Are attractive women seen as less competent than their homelier counterparts? The Army thinks so
A recent email circulated by the United States’ Army, and sent to Politico, containing instructions not to use attractive, makeup wearing, women in ads has some folks annoyed.
Col. Lynette Arnhart, leader of a team studying how best to integrate women into previously inaccessible combat roles, wrote the following in an email:
“In general, ugly women are perceived as competent while pretty women are perceived as having used their looks to get ahead.
“There is a general tendency to select nice looking women when we select a photo to go with an article (where the article does not reference a specific person). It might behoove us to select more average looking women for our comms strategy. For example, the attached article shows a pretty woman, wearing make-up while on deployed duty. Such photos undermine the rest of the message (and may even make people ask if breaking a nail is considered hazardous duty).”
Arnhart also reportedly wrote that a photo of a female soldier with mud on her face that was used by news agencies in the past “sends a much different message—one of women willing to do the dirty work necessary in order to get the job done.”
One of the email’s recipients forwarded the missive to public affairs officers, with the message “when [public affairs officers] choose photos that glamorize women (such as in the attached article), we undermine our own efforts. Please use ‘real’ photos that are typical, not exceptional.”
It seems people are annoyed at this whole exchange.
Congresswoman Jackie Speier reportedly tweeted that it is “another example that @USArmy just doesn’t get it as it debates if pretty girls should be used in pamphlets.”
And an “Army source” said, “It scares me to think that these are people involved in gender integration,” according to Politico.

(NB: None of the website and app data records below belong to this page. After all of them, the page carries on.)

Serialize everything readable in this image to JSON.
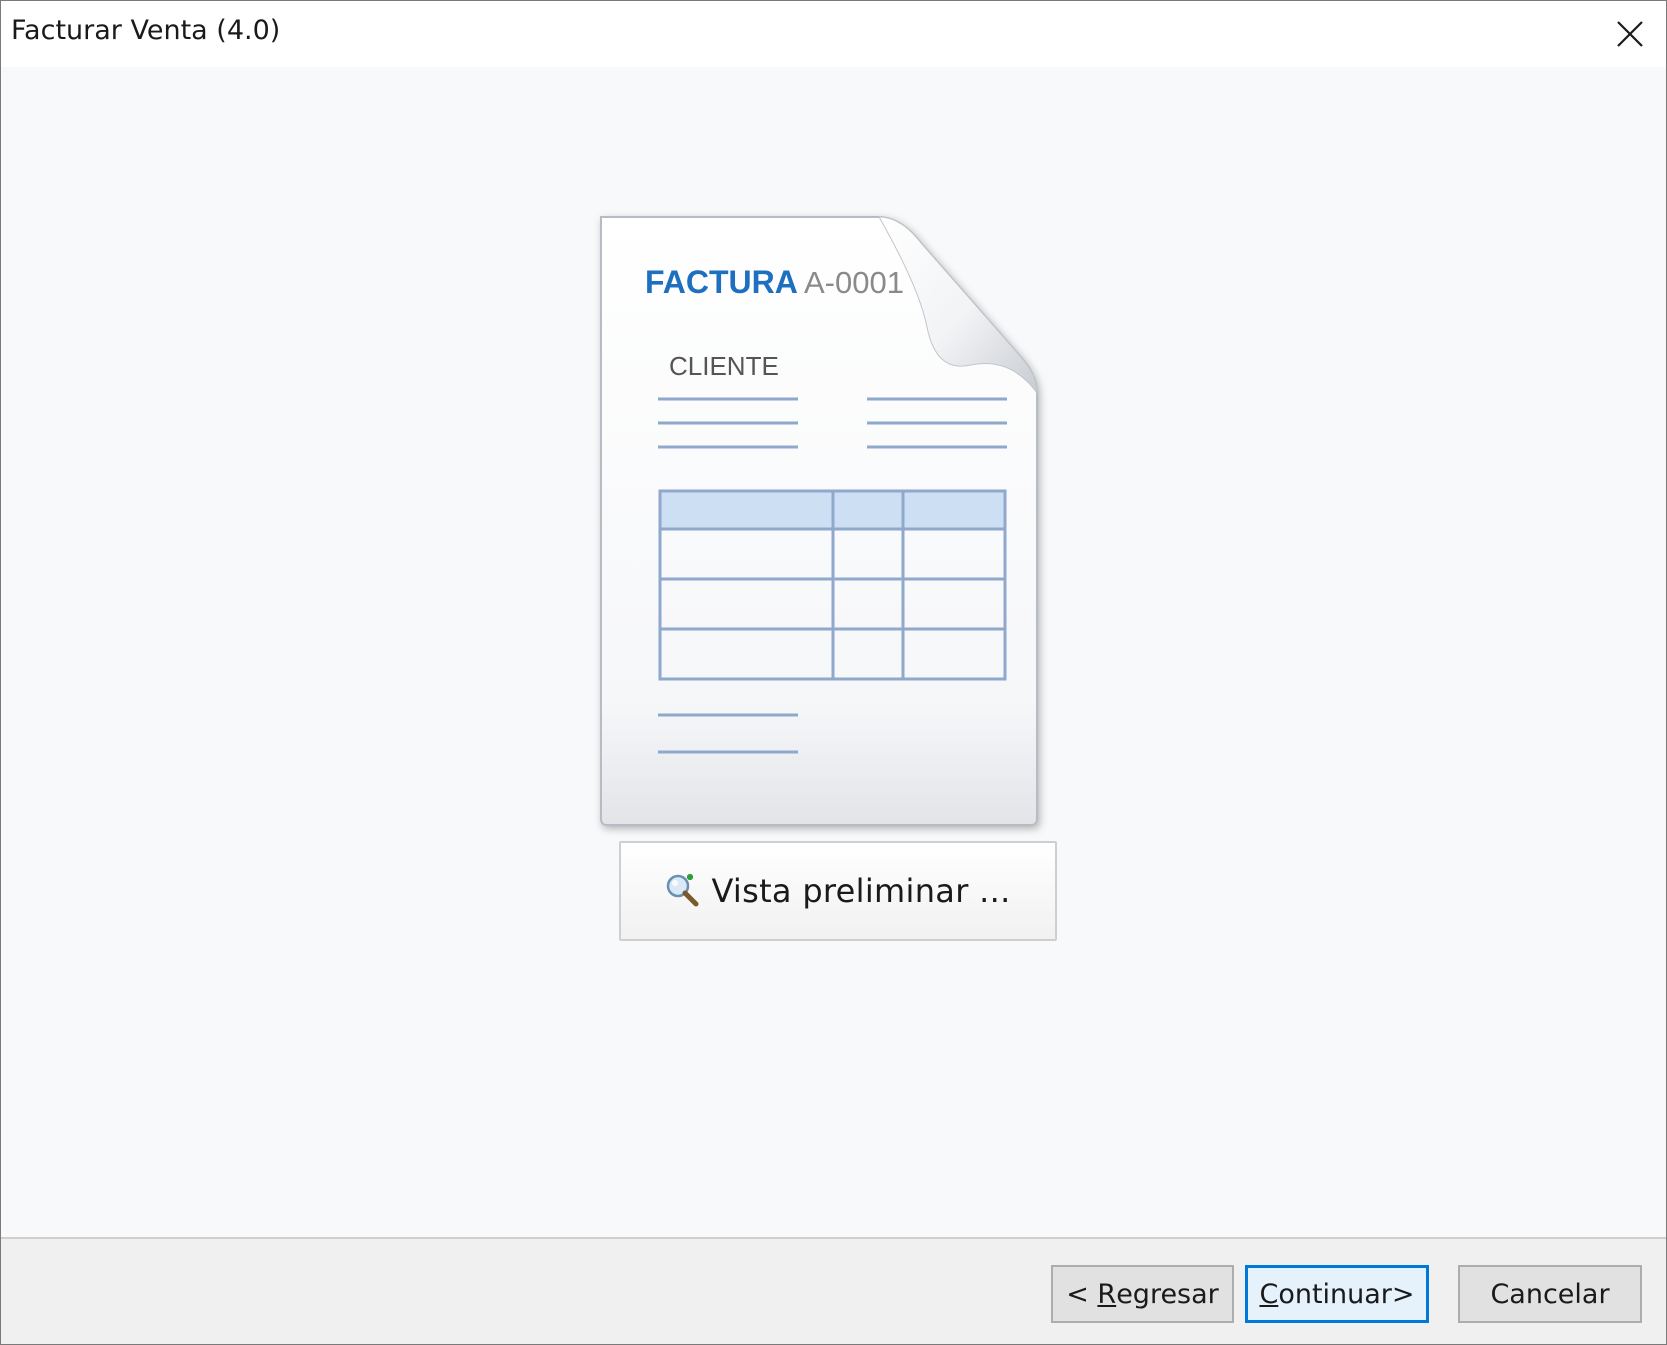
{
  "window": {
    "title": "Facturar Venta (4.0)"
  },
  "illustration": {
    "heading": "FACTURA",
    "number": "A-0001",
    "client_label": "CLIENTE",
    "colors": {
      "heading": "#1e6fbf",
      "number": "#8a8a8a",
      "lines": "#8fa8cc",
      "table_header": "#cddff3"
    }
  },
  "preview_button": {
    "label": "Vista preliminar ...",
    "icon": "magnifier-plus-icon"
  },
  "footer": {
    "back": {
      "prefix": "< ",
      "mnemonic": "R",
      "rest": "egresar"
    },
    "continue": {
      "mnemonic": "C",
      "rest": "ontinuar>"
    },
    "cancel": {
      "label": "Cancelar"
    }
  },
  "close_icon": "close-icon"
}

Interesting! Though I do understand how the comments about “breaking a nail” would rub some people the wrong way, and I, personally, take exception to the word “ugly,” aren’t we supposed to be mad that ads always feature unrealistically perfect women? Haven’t companies like Dove been working hard to (sell soap by making a big show of trying to) change the way we perceive women, by featuring regular looking women in ads? One might think we’d celebrate the idea of featuring “real” women in ads. One might be wrong, I guess.
For our purposes as a career site, however, what stands out is the statement: “In general, ugly women are perceived as competent while pretty women are perceived as having used their looks to get ahead.”
Do you agree?
It’s true that attractive people are probably luckier on the job market.
The Daily Mail reported this month that research out of the University of Essex found that good looking people do better in their careers “even after their youthful good looks have begun to fade.
“At each career stage studied, pretty people held more prestigious jobs than plain Janes.”
Though it’s not clear whether employers penalized plainer people or whether the more comely were just more confident, more attractive people had better jobs than less attractive people, “despite other differences in socioeconomic background, parent education and even their own IQs.”
The moral of the story? Be better looking. Unless you want to be a model for the Army.